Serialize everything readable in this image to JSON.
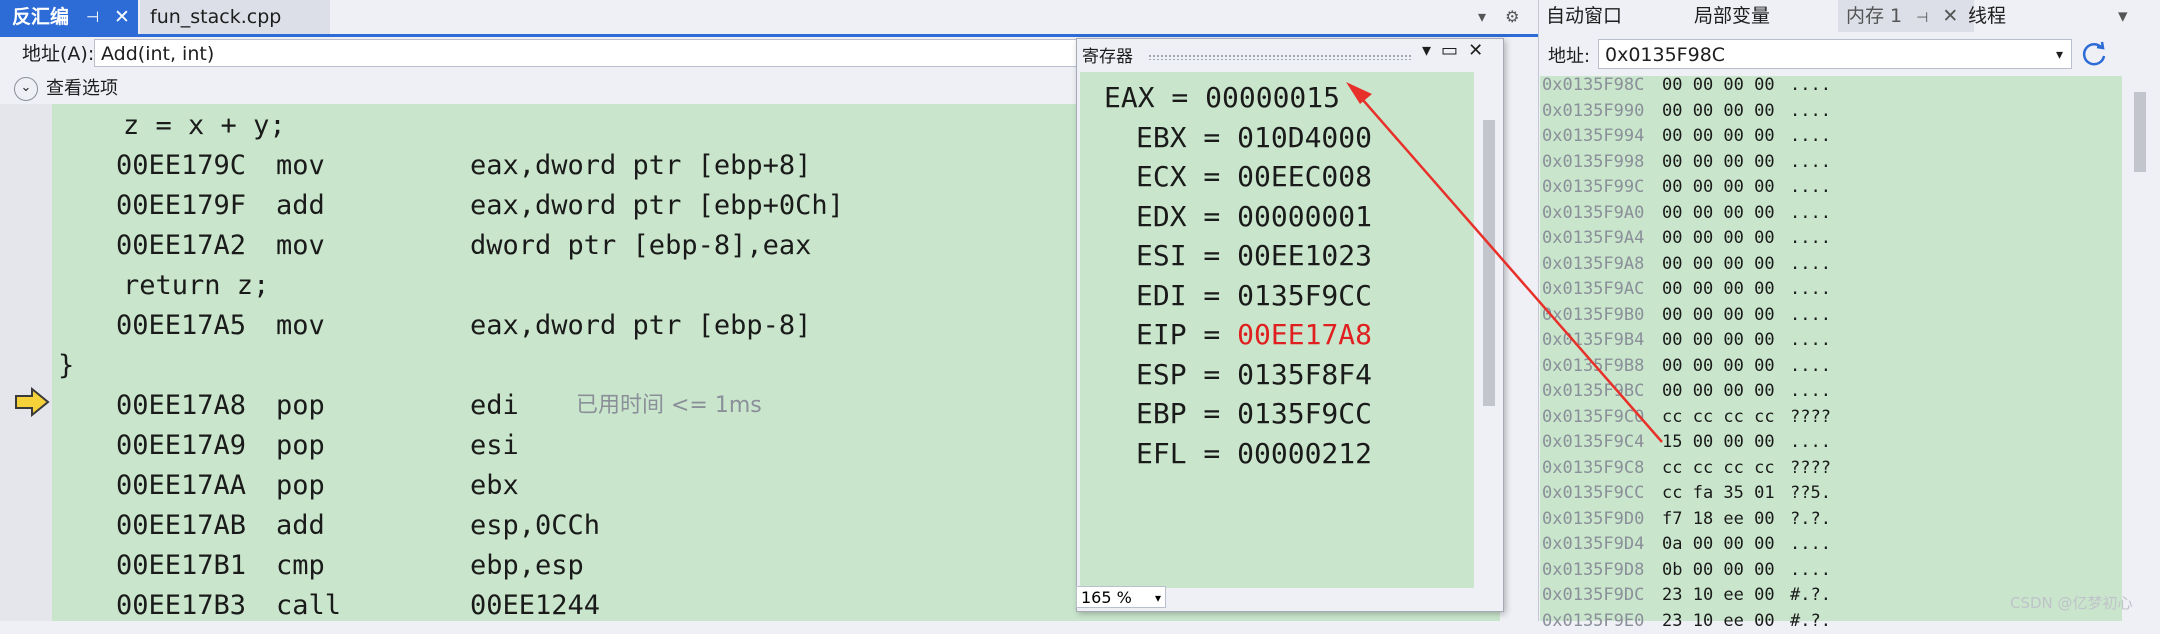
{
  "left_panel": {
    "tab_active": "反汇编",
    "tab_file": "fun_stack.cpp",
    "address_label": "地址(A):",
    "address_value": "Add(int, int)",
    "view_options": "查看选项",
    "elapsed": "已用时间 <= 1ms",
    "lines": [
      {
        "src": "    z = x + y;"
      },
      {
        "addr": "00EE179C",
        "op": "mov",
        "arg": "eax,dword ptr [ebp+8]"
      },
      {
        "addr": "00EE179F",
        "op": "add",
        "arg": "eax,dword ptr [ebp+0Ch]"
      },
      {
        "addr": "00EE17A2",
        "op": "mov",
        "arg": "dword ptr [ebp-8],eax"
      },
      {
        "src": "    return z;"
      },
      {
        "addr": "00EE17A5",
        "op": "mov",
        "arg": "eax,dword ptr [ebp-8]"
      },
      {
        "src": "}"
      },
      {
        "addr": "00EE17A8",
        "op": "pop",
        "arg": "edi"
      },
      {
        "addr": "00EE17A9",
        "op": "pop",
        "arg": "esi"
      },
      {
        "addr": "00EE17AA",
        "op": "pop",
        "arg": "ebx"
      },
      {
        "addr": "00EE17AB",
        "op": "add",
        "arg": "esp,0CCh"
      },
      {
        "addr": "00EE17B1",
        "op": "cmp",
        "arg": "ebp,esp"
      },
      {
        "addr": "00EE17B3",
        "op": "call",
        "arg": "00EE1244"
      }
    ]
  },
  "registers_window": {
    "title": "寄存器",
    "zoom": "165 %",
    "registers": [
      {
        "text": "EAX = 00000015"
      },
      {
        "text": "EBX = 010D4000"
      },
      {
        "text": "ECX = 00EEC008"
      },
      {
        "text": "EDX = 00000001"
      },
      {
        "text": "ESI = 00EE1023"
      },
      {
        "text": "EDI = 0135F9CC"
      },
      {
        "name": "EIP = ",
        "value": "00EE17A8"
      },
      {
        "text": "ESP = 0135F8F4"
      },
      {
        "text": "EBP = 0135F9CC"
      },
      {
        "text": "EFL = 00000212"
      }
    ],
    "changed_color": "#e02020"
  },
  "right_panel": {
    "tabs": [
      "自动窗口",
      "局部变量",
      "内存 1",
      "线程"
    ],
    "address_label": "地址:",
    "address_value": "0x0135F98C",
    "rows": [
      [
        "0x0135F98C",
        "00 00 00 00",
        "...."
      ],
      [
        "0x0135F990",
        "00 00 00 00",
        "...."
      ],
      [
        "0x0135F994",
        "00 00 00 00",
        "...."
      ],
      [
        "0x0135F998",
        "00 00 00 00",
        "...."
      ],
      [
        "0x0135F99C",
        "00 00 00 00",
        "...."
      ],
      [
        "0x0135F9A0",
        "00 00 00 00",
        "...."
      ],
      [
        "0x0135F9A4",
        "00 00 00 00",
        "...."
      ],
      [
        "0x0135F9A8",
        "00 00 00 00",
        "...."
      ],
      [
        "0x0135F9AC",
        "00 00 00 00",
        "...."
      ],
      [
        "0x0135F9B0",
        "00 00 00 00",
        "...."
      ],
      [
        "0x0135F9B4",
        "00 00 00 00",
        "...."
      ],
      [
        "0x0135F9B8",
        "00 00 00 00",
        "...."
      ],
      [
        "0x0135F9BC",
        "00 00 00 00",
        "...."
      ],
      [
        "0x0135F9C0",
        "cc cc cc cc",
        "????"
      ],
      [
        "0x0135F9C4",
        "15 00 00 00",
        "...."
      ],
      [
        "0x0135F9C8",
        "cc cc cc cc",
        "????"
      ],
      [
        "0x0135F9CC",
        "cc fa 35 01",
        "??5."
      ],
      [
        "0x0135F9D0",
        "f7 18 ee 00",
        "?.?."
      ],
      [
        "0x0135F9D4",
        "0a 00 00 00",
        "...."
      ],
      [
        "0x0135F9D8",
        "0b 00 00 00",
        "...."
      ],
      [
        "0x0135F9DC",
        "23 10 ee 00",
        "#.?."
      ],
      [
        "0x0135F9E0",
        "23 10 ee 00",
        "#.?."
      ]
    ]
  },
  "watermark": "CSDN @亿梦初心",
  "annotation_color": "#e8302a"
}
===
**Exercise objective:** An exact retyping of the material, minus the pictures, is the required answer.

**Your response:**
Serialize everything readable in this image to JSON.
{
  "left_panel": {
    "tab_active": "反汇编",
    "tab_file": "fun_stack.cpp",
    "address_label": "地址(A):",
    "address_value": "Add(int, int)",
    "view_options": "查看选项",
    "elapsed": "已用时间 <= 1ms",
    "lines": [
      {
        "src": "    z = x + y;"
      },
      {
        "addr": "00EE179C",
        "op": "mov",
        "arg": "eax,dword ptr [ebp+8]"
      },
      {
        "addr": "00EE179F",
        "op": "add",
        "arg": "eax,dword ptr [ebp+0Ch]"
      },
      {
        "addr": "00EE17A2",
        "op": "mov",
        "arg": "dword ptr [ebp-8],eax"
      },
      {
        "src": "    return z;"
      },
      {
        "addr": "00EE17A5",
        "op": "mov",
        "arg": "eax,dword ptr [ebp-8]"
      },
      {
        "src": "}"
      },
      {
        "addr": "00EE17A8",
        "op": "pop",
        "arg": "edi"
      },
      {
        "addr": "00EE17A9",
        "op": "pop",
        "arg": "esi"
      },
      {
        "addr": "00EE17AA",
        "op": "pop",
        "arg": "ebx"
      },
      {
        "addr": "00EE17AB",
        "op": "add",
        "arg": "esp,0CCh"
      },
      {
        "addr": "00EE17B1",
        "op": "cmp",
        "arg": "ebp,esp"
      },
      {
        "addr": "00EE17B3",
        "op": "call",
        "arg": "00EE1244"
      }
    ]
  },
  "registers_window": {
    "title": "寄存器",
    "zoom": "165 %",
    "registers": [
      {
        "text": "EAX = 00000015"
      },
      {
        "text": "EBX = 010D4000"
      },
      {
        "text": "ECX = 00EEC008"
      },
      {
        "text": "EDX = 00000001"
      },
      {
        "text": "ESI = 00EE1023"
      },
      {
        "text": "EDI = 0135F9CC"
      },
      {
        "name": "EIP = ",
        "value": "00EE17A8"
      },
      {
        "text": "ESP = 0135F8F4"
      },
      {
        "text": "EBP = 0135F9CC"
      },
      {
        "text": "EFL = 00000212"
      }
    ],
    "changed_color": "#e02020"
  },
  "right_panel": {
    "tabs": [
      "自动窗口",
      "局部变量",
      "内存 1",
      "线程"
    ],
    "address_label": "地址:",
    "address_value": "0x0135F98C",
    "rows": [
      [
        "0x0135F98C",
        "00 00 00 00",
        "...."
      ],
      [
        "0x0135F990",
        "00 00 00 00",
        "...."
      ],
      [
        "0x0135F994",
        "00 00 00 00",
        "...."
      ],
      [
        "0x0135F998",
        "00 00 00 00",
        "...."
      ],
      [
        "0x0135F99C",
        "00 00 00 00",
        "...."
      ],
      [
        "0x0135F9A0",
        "00 00 00 00",
        "...."
      ],
      [
        "0x0135F9A4",
        "00 00 00 00",
        "...."
      ],
      [
        "0x0135F9A8",
        "00 00 00 00",
        "...."
      ],
      [
        "0x0135F9AC",
        "00 00 00 00",
        "...."
      ],
      [
        "0x0135F9B0",
        "00 00 00 00",
        "...."
      ],
      [
        "0x0135F9B4",
        "00 00 00 00",
        "...."
      ],
      [
        "0x0135F9B8",
        "00 00 00 00",
        "...."
      ],
      [
        "0x0135F9BC",
        "00 00 00 00",
        "...."
      ],
      [
        "0x0135F9C0",
        "cc cc cc cc",
        "????"
      ],
      [
        "0x0135F9C4",
        "15 00 00 00",
        "...."
      ],
      [
        "0x0135F9C8",
        "cc cc cc cc",
        "????"
      ],
      [
        "0x0135F9CC",
        "cc fa 35 01",
        "??5."
      ],
      [
        "0x0135F9D0",
        "f7 18 ee 00",
        "?.?."
      ],
      [
        "0x0135F9D4",
        "0a 00 00 00",
        "...."
      ],
      [
        "0x0135F9D8",
        "0b 00 00 00",
        "...."
      ],
      [
        "0x0135F9DC",
        "23 10 ee 00",
        "#.?."
      ],
      [
        "0x0135F9E0",
        "23 10 ee 00",
        "#.?."
      ]
    ]
  },
  "watermark": "CSDN @亿梦初心",
  "annotation_color": "#e8302a"
}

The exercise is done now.